Records drawn from a dataset
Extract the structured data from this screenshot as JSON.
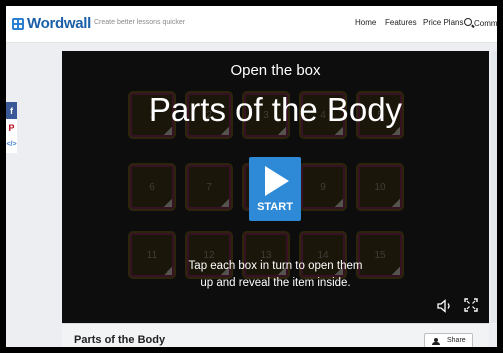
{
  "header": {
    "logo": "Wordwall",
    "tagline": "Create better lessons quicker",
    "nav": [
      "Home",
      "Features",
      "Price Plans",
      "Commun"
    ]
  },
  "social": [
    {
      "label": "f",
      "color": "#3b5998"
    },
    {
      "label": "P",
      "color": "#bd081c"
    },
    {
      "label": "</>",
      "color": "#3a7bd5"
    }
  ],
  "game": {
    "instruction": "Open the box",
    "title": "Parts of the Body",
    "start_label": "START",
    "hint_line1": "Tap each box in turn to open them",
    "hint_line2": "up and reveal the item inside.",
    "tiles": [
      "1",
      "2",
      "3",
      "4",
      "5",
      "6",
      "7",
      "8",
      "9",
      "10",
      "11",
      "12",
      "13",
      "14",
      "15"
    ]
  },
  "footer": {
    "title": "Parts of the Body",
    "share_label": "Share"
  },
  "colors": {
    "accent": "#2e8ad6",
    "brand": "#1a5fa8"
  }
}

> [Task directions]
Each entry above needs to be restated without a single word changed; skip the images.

> [Answer to the exercise]
Extract the structured data from this screenshot as JSON.
{
  "header": {
    "logo": "Wordwall",
    "tagline": "Create better lessons quicker",
    "nav": [
      "Home",
      "Features",
      "Price Plans",
      "Commun"
    ]
  },
  "social": [
    {
      "label": "f",
      "color": "#3b5998"
    },
    {
      "label": "P",
      "color": "#bd081c"
    },
    {
      "label": "</>",
      "color": "#3a7bd5"
    }
  ],
  "game": {
    "instruction": "Open the box",
    "title": "Parts of the Body",
    "start_label": "START",
    "hint_line1": "Tap each box in turn to open them",
    "hint_line2": "up and reveal the item inside.",
    "tiles": [
      "1",
      "2",
      "3",
      "4",
      "5",
      "6",
      "7",
      "8",
      "9",
      "10",
      "11",
      "12",
      "13",
      "14",
      "15"
    ]
  },
  "footer": {
    "title": "Parts of the Body",
    "share_label": "Share"
  },
  "colors": {
    "accent": "#2e8ad6",
    "brand": "#1a5fa8"
  }
}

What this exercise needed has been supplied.